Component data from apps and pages
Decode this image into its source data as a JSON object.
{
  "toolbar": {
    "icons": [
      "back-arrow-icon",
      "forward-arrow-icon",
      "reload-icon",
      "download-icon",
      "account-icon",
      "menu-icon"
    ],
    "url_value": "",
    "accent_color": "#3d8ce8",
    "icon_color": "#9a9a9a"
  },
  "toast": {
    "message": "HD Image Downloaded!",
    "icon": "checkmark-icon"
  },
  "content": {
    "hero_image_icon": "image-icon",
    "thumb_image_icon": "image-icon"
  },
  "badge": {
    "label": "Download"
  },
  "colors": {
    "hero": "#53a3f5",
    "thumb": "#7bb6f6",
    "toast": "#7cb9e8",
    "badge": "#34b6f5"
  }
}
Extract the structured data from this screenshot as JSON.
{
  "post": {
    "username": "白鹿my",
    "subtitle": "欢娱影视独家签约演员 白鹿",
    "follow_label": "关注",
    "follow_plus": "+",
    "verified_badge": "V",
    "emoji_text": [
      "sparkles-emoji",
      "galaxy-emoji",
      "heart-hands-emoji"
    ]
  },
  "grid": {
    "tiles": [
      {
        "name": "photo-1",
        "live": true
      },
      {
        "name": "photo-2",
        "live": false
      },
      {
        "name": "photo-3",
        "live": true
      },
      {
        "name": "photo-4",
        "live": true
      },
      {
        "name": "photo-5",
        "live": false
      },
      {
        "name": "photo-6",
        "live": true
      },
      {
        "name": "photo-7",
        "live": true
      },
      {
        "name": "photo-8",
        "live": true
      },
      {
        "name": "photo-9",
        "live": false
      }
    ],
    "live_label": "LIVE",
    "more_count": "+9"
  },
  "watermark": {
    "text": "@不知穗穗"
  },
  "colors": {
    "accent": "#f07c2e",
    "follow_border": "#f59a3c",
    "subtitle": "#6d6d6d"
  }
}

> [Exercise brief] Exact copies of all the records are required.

> [Result for this task]
Decode this image into its source data as a JSON object.
{
  "toolbar": {
    "icons": [
      "back-arrow-icon",
      "forward-arrow-icon",
      "reload-icon",
      "download-icon",
      "account-icon",
      "menu-icon"
    ],
    "url_value": "",
    "accent_color": "#3d8ce8",
    "icon_color": "#9a9a9a"
  },
  "toast": {
    "message": "HD Image Downloaded!",
    "icon": "checkmark-icon"
  },
  "content": {
    "hero_image_icon": "image-icon",
    "thumb_image_icon": "image-icon"
  },
  "badge": {
    "label": "Download"
  },
  "colors": {
    "hero": "#53a3f5",
    "thumb": "#7bb6f6",
    "toast": "#7cb9e8",
    "badge": "#34b6f5"
  }
}
Extract the structured data from this screenshot as JSON.
{
  "post": {
    "username": "白鹿my",
    "subtitle": "欢娱影视独家签约演员 白鹿",
    "follow_label": "关注",
    "follow_plus": "+",
    "verified_badge": "V",
    "emoji_text": [
      "sparkles-emoji",
      "galaxy-emoji",
      "heart-hands-emoji"
    ]
  },
  "grid": {
    "tiles": [
      {
        "name": "photo-1",
        "live": true
      },
      {
        "name": "photo-2",
        "live": false
      },
      {
        "name": "photo-3",
        "live": true
      },
      {
        "name": "photo-4",
        "live": true
      },
      {
        "name": "photo-5",
        "live": false
      },
      {
        "name": "photo-6",
        "live": true
      },
      {
        "name": "photo-7",
        "live": true
      },
      {
        "name": "photo-8",
        "live": true
      },
      {
        "name": "photo-9",
        "live": false
      }
    ],
    "live_label": "LIVE",
    "more_count": "+9"
  },
  "watermark": {
    "text": "@不知穗穗"
  },
  "colors": {
    "accent": "#f07c2e",
    "follow_border": "#f59a3c",
    "subtitle": "#6d6d6d"
  }
}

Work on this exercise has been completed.